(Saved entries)
════════

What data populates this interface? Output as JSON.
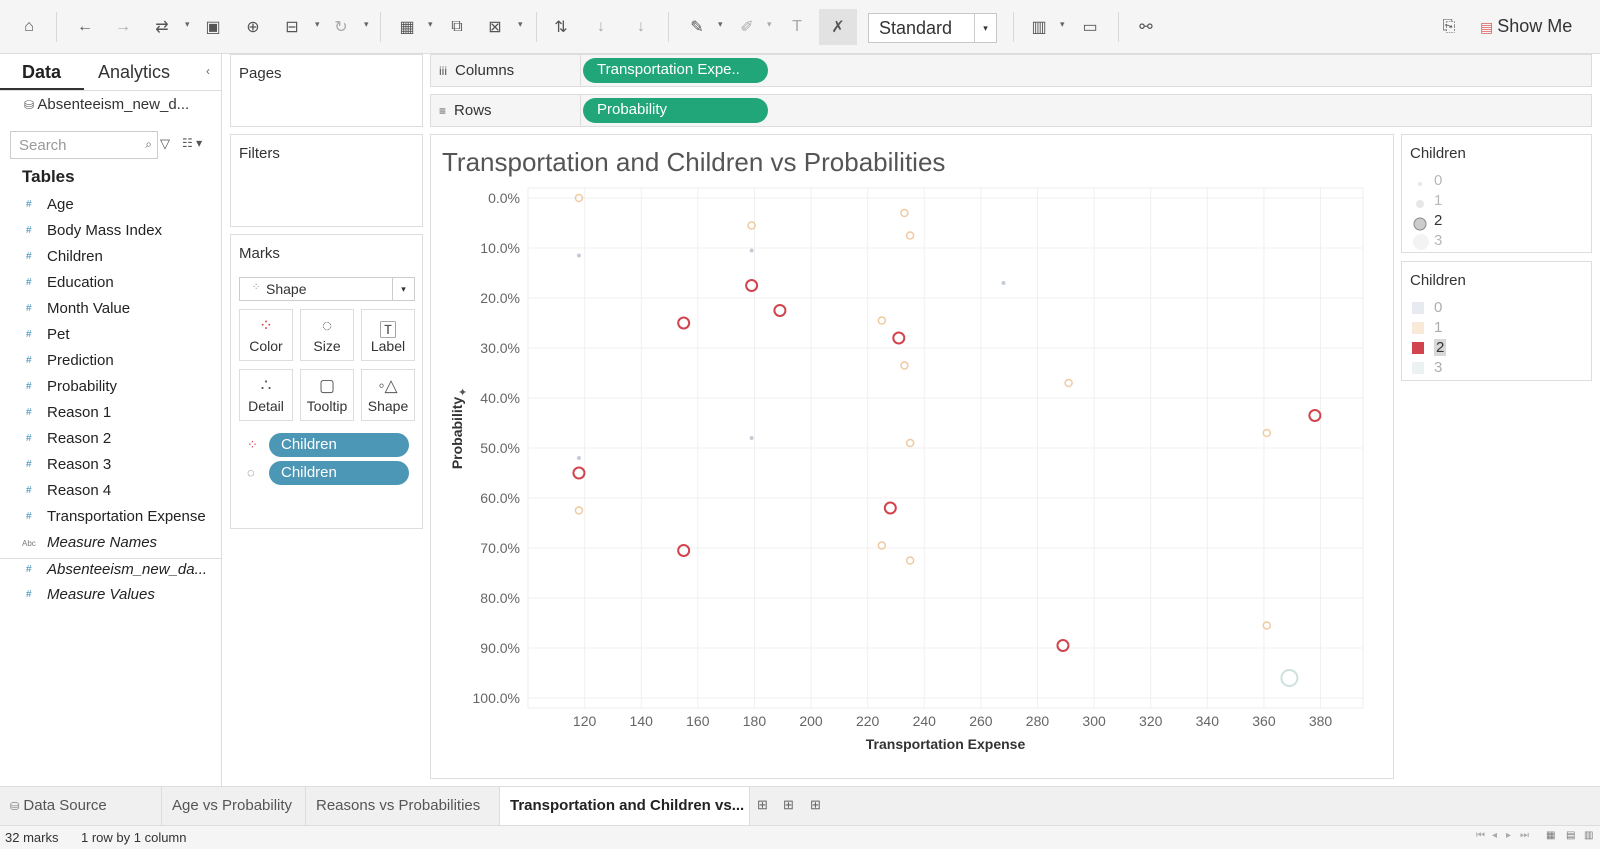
{
  "toolbar": {
    "fit": "Standard",
    "show_me": "Show Me"
  },
  "sidebar": {
    "tab_data": "Data",
    "tab_analytics": "Analytics",
    "datasource": "Absenteeism_new_d...",
    "search_placeholder": "Search",
    "tables_heading": "Tables",
    "fields": [
      {
        "type": "#",
        "name": "Age"
      },
      {
        "type": "#",
        "name": "Body Mass Index"
      },
      {
        "type": "#",
        "name": "Children"
      },
      {
        "type": "#",
        "name": "Education"
      },
      {
        "type": "#",
        "name": "Month Value"
      },
      {
        "type": "#",
        "name": "Pet"
      },
      {
        "type": "#",
        "name": "Prediction"
      },
      {
        "type": "#",
        "name": "Probability"
      },
      {
        "type": "#",
        "name": "Reason 1"
      },
      {
        "type": "#",
        "name": "Reason 2"
      },
      {
        "type": "#",
        "name": "Reason 3"
      },
      {
        "type": "#",
        "name": "Reason 4"
      },
      {
        "type": "#",
        "name": "Transportation Expense"
      },
      {
        "type": "Abc",
        "name": "Measure Names"
      },
      {
        "type": "#",
        "name": "Absenteeism_new_da..."
      },
      {
        "type": "#",
        "name": "Measure Values"
      }
    ]
  },
  "cards": {
    "pages": "Pages",
    "filters": "Filters",
    "marks": "Marks",
    "mark_type": "Shape",
    "buttons": {
      "color": "Color",
      "size": "Size",
      "label": "Label",
      "detail": "Detail",
      "tooltip": "Tooltip",
      "shape": "Shape"
    },
    "pills": [
      "Children",
      "Children"
    ]
  },
  "shelves": {
    "columns_label": "Columns",
    "columns_pill": "Transportation Expe..",
    "rows_label": "Rows",
    "rows_pill": "Probability"
  },
  "legends": {
    "size": {
      "title": "Children",
      "items": [
        "0",
        "1",
        "2",
        "3"
      ]
    },
    "color": {
      "title": "Children",
      "items": [
        "0",
        "1",
        "2",
        "3"
      ]
    }
  },
  "colors": {
    "accent_green": "#21a67a",
    "pill_blue": "#4b97b5",
    "child_0": "#c5ccd8",
    "child_1": "#f0c9a0",
    "child_2": "#d2444d",
    "child_3": "#cfe0de"
  },
  "chart_data": {
    "type": "scatter",
    "title": "Transportation and Children vs Probabilities",
    "xlabel": "Transportation Expense",
    "ylabel": "Probability",
    "xlim": [
      100,
      395
    ],
    "ylim": [
      0,
      1
    ],
    "y_reversed": true,
    "x_ticks": [
      120,
      140,
      160,
      180,
      200,
      220,
      240,
      260,
      280,
      300,
      320,
      340,
      360,
      380
    ],
    "y_ticks": [
      "0.0%",
      "10.0%",
      "20.0%",
      "30.0%",
      "40.0%",
      "50.0%",
      "60.0%",
      "70.0%",
      "80.0%",
      "90.0%",
      "100.0%"
    ],
    "points": [
      {
        "x": 118,
        "y": 0.0,
        "children": 1
      },
      {
        "x": 118,
        "y": 0.115,
        "children": 0
      },
      {
        "x": 118,
        "y": 0.52,
        "children": 0
      },
      {
        "x": 118,
        "y": 0.55,
        "children": 2
      },
      {
        "x": 118,
        "y": 0.625,
        "children": 1
      },
      {
        "x": 155,
        "y": 0.25,
        "children": 2
      },
      {
        "x": 155,
        "y": 0.705,
        "children": 2
      },
      {
        "x": 179,
        "y": 0.055,
        "children": 1
      },
      {
        "x": 179,
        "y": 0.105,
        "children": 0
      },
      {
        "x": 179,
        "y": 0.175,
        "children": 2
      },
      {
        "x": 179,
        "y": 0.48,
        "children": 0
      },
      {
        "x": 189,
        "y": 0.225,
        "children": 2
      },
      {
        "x": 225,
        "y": 0.245,
        "children": 1
      },
      {
        "x": 225,
        "y": 0.695,
        "children": 1
      },
      {
        "x": 228,
        "y": 0.62,
        "children": 2
      },
      {
        "x": 231,
        "y": 0.28,
        "children": 2
      },
      {
        "x": 233,
        "y": 0.03,
        "children": 1
      },
      {
        "x": 233,
        "y": 0.335,
        "children": 1
      },
      {
        "x": 235,
        "y": 0.075,
        "children": 1
      },
      {
        "x": 235,
        "y": 0.49,
        "children": 1
      },
      {
        "x": 235,
        "y": 0.725,
        "children": 1
      },
      {
        "x": 268,
        "y": 0.17,
        "children": 0
      },
      {
        "x": 289,
        "y": 0.895,
        "children": 2
      },
      {
        "x": 291,
        "y": 0.37,
        "children": 1
      },
      {
        "x": 361,
        "y": 0.47,
        "children": 1
      },
      {
        "x": 361,
        "y": 0.855,
        "children": 1
      },
      {
        "x": 369,
        "y": 0.96,
        "children": 3
      },
      {
        "x": 378,
        "y": 0.435,
        "children": 2
      }
    ]
  },
  "sheet_tabs": [
    "Data Source",
    "Age vs Probability",
    "Reasons vs Probabilities",
    "Transportation and Children vs..."
  ],
  "status": {
    "marks": "32 marks",
    "layout": "1 row by 1 column"
  }
}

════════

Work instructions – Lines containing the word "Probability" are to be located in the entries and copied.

Solution to this exercise –
        "name": "Probability"
    "rows_pill": "Probability"
    "ylabel": "Probability",
    "Age vs Probability",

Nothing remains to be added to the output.